We can always debate how useful economists might be, or how legitimate their field of study is. But it should be obvious to you by now there is significant value in understanding things such as GDP, employment, government stimulus, and interest rates. This kind of knowledge influences everything from how you save to who you’re voting for.
Many of us expected that the people alive during this recession might fundamentally change their own financial habits. The generation that grew up in the Great Depression was notoriously frugal. We know that in the wake of this recession people have saved more and are definitely paying down debt. But how do we know the recession will fundamentally change the habits of a generation?
We probably won’t know for another generation. If you got into couponing, will you keep it up in five years? Ten? It will certainly be interesting to see. Now that we are at least a few years removed from the official recession, we can start to see if there was any effect; and if there was, start tracking it to see how lasting that effect will be.
This is already starting to pop up in a few areas. There are lots of organizations out there that can check out these things without the use of official government data. One of them, the Council for Economic Education, has a survey where they look at how well people are saving. As it turns out, Millennials are better savers today than Generation X. This is a bit surprising since Gen X probably got hit hard in the recession. They would have been the ones buying and borrowing perhaps the most, while Millennials were still in the early part of their careers or in school. It could be that they watched their parents go through this pain and are learning from them.
Millennials are apparently conservative investors too. Opting to take on less risky options than other generations. This poses its own potential problems down the road, since Millennials will have even less Social Security than their older generations.
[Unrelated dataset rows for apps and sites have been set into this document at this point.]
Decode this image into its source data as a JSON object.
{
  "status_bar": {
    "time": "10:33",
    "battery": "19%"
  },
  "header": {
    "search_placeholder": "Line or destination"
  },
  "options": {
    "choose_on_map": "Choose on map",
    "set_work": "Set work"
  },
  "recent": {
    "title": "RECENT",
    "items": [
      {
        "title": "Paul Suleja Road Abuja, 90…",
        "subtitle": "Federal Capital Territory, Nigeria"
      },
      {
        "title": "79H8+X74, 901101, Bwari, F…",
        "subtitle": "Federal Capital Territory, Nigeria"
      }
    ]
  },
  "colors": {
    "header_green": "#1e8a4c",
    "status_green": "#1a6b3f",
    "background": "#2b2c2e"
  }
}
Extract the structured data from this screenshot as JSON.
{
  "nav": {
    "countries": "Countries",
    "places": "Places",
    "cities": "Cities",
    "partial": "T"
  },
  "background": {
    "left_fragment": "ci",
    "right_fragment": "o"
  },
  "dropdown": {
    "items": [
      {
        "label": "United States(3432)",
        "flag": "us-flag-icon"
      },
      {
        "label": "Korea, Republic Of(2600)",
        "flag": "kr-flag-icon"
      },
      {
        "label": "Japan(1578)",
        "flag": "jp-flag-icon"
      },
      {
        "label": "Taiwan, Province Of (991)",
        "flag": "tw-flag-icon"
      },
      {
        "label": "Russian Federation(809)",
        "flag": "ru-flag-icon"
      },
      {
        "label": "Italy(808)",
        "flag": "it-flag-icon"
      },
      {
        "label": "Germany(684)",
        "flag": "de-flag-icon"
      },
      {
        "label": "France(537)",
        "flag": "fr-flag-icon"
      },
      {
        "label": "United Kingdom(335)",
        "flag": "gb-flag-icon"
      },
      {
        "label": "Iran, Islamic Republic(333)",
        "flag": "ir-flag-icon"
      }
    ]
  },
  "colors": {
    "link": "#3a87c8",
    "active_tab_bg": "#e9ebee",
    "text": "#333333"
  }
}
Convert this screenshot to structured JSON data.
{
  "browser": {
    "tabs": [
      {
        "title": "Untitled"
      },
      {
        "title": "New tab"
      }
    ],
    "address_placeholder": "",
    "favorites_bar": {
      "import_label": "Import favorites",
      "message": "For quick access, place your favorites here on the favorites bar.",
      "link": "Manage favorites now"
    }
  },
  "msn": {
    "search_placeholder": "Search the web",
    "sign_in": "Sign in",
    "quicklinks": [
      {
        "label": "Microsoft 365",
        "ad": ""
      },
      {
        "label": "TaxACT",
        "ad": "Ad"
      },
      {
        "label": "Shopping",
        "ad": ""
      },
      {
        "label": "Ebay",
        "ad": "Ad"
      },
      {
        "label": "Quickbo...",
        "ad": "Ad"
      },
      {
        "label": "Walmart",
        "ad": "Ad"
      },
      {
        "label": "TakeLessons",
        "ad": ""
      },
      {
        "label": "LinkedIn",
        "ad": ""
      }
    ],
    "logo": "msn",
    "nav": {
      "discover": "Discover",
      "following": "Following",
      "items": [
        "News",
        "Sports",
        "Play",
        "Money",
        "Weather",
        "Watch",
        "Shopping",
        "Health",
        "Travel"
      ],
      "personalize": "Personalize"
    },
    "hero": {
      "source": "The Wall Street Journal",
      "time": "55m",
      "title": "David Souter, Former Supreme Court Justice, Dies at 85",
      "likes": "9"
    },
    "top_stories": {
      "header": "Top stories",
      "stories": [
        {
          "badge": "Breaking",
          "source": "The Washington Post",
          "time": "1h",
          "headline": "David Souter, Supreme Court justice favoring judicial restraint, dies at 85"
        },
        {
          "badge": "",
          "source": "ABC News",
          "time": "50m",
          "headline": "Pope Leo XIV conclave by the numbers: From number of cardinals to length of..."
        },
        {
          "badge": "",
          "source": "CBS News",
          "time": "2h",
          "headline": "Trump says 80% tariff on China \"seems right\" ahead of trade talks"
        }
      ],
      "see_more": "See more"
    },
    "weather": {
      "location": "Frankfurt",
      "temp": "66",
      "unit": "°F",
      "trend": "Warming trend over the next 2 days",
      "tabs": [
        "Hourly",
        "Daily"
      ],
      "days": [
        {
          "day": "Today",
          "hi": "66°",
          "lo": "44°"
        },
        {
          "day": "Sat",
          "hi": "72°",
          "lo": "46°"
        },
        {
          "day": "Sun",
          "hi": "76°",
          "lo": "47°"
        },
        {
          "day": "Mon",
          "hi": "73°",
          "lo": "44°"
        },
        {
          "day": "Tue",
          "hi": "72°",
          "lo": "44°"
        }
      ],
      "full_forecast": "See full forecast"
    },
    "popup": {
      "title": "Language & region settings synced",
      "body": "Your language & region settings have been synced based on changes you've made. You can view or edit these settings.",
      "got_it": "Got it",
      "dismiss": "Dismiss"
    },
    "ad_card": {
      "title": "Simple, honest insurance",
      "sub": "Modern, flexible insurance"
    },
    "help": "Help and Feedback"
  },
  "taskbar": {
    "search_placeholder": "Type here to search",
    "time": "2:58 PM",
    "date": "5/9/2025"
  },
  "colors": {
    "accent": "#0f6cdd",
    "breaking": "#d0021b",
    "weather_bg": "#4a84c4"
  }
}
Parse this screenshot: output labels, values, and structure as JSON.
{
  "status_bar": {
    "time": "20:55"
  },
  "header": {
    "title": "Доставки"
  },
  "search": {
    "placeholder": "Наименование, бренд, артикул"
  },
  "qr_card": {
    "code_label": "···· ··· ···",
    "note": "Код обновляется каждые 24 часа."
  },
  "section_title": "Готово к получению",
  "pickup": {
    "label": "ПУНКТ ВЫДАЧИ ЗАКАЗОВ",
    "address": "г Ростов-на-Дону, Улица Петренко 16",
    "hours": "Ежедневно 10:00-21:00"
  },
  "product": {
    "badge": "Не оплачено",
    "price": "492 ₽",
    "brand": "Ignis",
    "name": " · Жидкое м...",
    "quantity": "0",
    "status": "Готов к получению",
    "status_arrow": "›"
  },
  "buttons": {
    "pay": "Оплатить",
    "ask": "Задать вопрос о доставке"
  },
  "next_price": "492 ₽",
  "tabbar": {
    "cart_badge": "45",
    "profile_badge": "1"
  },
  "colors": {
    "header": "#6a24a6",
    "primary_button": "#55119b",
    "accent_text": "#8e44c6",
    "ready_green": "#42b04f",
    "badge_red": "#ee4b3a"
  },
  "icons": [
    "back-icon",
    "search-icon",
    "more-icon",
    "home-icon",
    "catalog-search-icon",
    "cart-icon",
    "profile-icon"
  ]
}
To really know if we’ve learned any lessons though we need to test the knowledge of the people. The Department of Education tests high school students every year on their economic knowledge; things like the GDP, interest rates, and opportunity costs. And while these high schoolers may actually be talking about economics more, they have no greater understanding of economics than high schoolers did before the financial crisis.
So the lasting effects of the recession so far are mixed. It’s disappointing that high schoolers aren’t learning more about economics, but a new generation of workers are saving more than we probably would have expected before the recession began. Keep watching for signs of whether we have a generation of well-informed penny pinchers or a new crop of people destined to repeat the mistakes of old.